▶ [What is required]
Pick every line out of the entries below that holds the string "phone", and report them.

▶ [The data]
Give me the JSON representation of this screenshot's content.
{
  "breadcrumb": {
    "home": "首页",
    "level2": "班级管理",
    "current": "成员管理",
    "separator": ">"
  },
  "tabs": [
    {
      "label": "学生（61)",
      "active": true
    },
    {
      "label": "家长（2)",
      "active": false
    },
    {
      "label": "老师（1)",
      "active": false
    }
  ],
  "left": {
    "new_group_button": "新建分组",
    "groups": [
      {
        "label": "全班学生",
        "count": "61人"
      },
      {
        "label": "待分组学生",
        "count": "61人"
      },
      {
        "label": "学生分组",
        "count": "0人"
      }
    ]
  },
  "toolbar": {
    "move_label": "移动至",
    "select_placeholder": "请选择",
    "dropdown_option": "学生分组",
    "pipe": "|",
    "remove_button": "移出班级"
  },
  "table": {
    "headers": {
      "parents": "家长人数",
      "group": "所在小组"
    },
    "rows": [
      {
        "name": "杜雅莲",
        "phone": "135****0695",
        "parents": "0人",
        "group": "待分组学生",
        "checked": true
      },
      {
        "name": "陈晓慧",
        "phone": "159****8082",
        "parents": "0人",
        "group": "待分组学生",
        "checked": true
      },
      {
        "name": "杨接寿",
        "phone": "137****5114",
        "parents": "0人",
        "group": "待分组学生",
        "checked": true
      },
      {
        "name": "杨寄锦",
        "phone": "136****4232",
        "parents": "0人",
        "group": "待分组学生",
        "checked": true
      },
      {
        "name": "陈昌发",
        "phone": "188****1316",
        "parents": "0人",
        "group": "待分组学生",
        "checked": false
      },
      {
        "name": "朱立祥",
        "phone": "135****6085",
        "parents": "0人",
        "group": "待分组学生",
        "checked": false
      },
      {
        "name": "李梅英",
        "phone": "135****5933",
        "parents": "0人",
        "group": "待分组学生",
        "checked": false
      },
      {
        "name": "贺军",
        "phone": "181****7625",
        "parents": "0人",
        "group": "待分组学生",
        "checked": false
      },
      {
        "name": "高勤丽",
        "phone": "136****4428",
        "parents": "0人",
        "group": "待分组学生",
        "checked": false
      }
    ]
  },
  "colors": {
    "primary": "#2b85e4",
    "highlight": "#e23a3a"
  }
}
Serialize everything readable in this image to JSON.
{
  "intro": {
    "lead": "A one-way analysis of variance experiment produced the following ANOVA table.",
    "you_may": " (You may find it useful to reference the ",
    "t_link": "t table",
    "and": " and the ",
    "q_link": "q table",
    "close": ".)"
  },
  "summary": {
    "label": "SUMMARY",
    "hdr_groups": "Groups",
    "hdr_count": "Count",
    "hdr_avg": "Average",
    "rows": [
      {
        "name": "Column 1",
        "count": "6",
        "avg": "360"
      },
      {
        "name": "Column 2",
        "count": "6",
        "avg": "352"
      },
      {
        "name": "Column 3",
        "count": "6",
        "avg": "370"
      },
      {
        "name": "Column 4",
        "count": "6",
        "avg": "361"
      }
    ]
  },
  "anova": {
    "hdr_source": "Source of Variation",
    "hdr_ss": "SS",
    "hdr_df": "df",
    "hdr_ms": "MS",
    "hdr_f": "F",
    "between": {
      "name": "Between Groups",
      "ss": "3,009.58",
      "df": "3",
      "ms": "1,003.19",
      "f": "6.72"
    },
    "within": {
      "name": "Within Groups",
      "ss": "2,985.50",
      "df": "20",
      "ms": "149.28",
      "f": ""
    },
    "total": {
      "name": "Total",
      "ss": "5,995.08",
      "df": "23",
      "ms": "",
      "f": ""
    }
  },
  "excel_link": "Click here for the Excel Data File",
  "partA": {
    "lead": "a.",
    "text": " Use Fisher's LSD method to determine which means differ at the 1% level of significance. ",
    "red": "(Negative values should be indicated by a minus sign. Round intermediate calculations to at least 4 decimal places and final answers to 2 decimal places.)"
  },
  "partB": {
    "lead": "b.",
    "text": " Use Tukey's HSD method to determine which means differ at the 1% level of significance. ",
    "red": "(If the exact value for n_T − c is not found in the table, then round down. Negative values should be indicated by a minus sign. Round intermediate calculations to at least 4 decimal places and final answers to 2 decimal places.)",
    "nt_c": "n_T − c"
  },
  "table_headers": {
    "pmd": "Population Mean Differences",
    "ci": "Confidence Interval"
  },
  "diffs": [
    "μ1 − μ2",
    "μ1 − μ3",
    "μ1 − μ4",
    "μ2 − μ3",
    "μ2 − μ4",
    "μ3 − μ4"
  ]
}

▶ [Response area]
        "phone": "135****0695",
        "phone": "159****8082",
        "phone": "137****5114",
        "phone": "136****4232",
        "phone": "188****1316",
        "phone": "135****6085",
        "phone": "135****5933",
        "phone": "181****7625",
        "phone": "136****4428",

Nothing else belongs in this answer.